June 1999: As a kid in suburban New Jersey, Karen Daly loved rollerskating, jump rope and hopscotch. Her childhood ended abruptly at age 8, when “growing pains” in her right leg turned out to be bone cancer. Three years later the leg was amputated. “I have no memories of that time,” says Daly, who plans to walk (on crutches) from Eugene to Hoboken this summer, to sit on the stoop of the brownstone she lived in, and consider the missing years. “I’ll walk four to six hours each day,” she says. “Then I’ll open myself to generous people who will pick me up.” An artificial leg got Daly through her teens and into a nursing career, but after 19 years she left the leg behind and started dancing. She discovered Contact Improvisation and moved to Eugene five years ago after attending Alito Alessi’s DanceAbility workshop here. She has since danced on stages around the world. “Karen found that her loss was her gift,” says fellow dancer David Koteen.
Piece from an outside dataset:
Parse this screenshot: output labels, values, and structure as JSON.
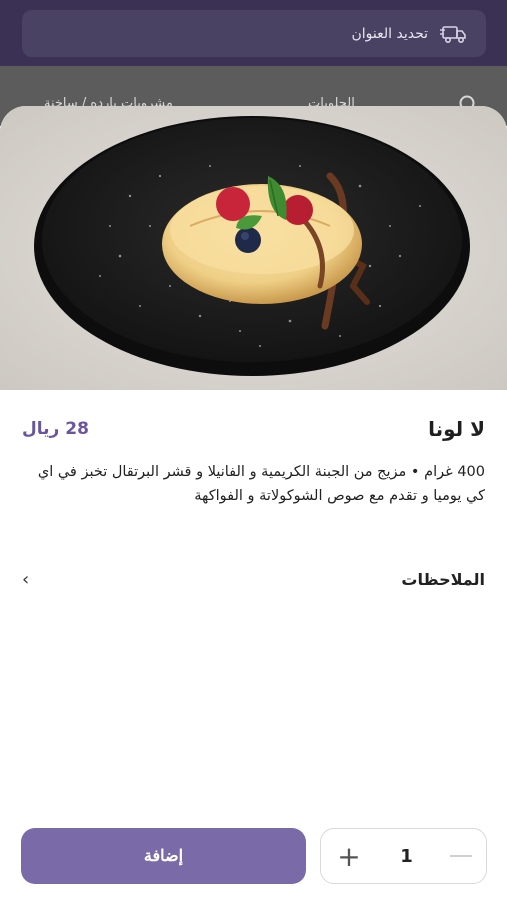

2018 update: “I didn’t end up walking very much,” says Daly, who completed her cross-country journey mostly by bus. “But it was a pivotal experience.” On her return, she entered a 12-step program for a 30-year addiction to bulimia: eating and throwing up. “I needed to come out of hiding,” she says, “and own up to what was inside of me.” She took writing classes, and over the course of 10 years wrote a memoir, Joy Ride: My One-Legged Journey to Self-Acceptance, published in 2017 and available on Amazon. “I focused on the incredible influence that dance has had,” she says. “I’m going to semi-retire from nursing in December and become a dance gypsy!” Daly will perform with DanceAbility at the Oregon Bach Festival at the Hult Center in July 2019.